- Effective range.—Ideal ranges are from 25 to 50 yards. Moving targets can be engaged with reasonable accuracy at any range up to 75 yards.
- Carriage.—The projector, when not on the rifle, is carried in a care which is attached to the waist belt. Grenades are carried in containers holding two grenades each.
- The primary role of the section anti-tank weapon is the destruction of tanks. In its secondary role, it can be used against thin-skinned vehicles and other targets, such as personnel, houses and concrete emplacements.
- When the weapon is sited for use in its primary role, the following points must be considered:
(a) It needs a field of fire of only just over 100 yards.
(b) Surprise and concealment are most important.
(c) Any obstruction in its path is likely to detonate the grenade before it reaches its target.
(d) It must cover likely tank approaches, such as gaps in minefields.
(e) It is best to engage the side or rear of a tank.
(f) It is normal to fire it from a fire trench.
(g) Few grenades are carried, and fire must be held till a kill is certain with each grenade.
(h) Some defilade from the front is desirable.
- The uses of the weapon in its secondary role are manifold. Some suggestions are:
(a) House clearing and street fighting.
(c) Concrete emplacements and fortified houses.
(d) Assault boats crossing rovers, and beach landings.
(e) Enemy concealed in trees, hedges, etc.
(f) Soft-skinned vehicles.
- When it is decided to use the weapon in is secondary role it must never be forgotten that the weapon is primarily anti-tank and that sufficient grenades must be kept for this purpose.
- In addition to his anti-tank duties, the Energa rifleman is a member of the rifle section; if the tank threat is remote, his section commander will site him as a rifleman rather than as a tank killer.
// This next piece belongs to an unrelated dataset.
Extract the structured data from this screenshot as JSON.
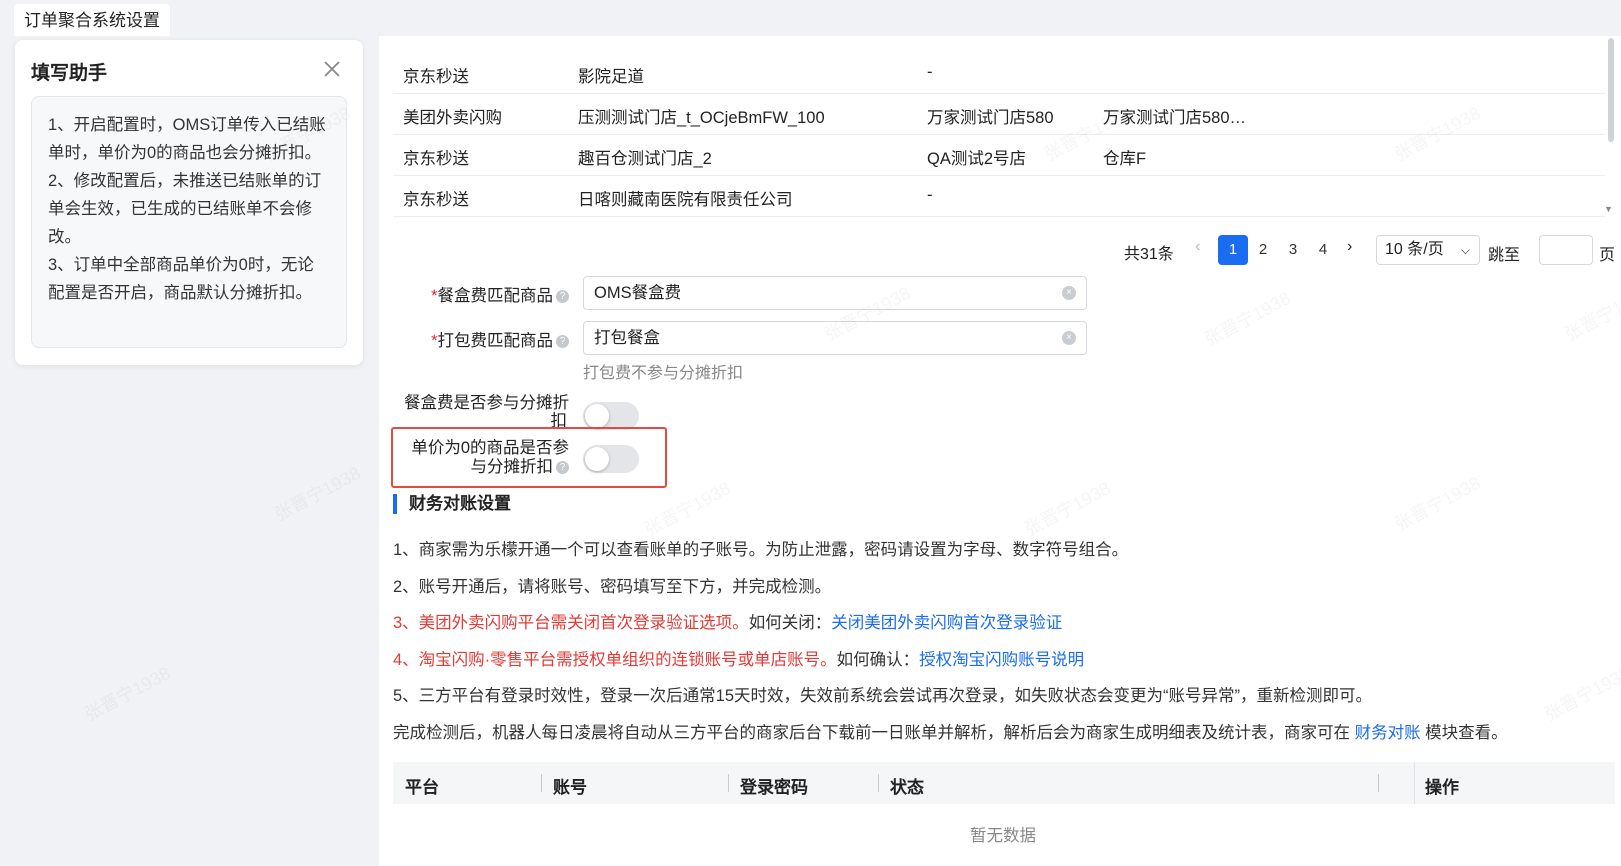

Whilst my example is an inert training version, the following diagram shows the interior of a live grenade:The rifle grenade remained in use after the No4 rifle was replaced by the SLR and was finally superseded, in the UK at least, by the Carl Gustav recoilless rifle in the 1970s.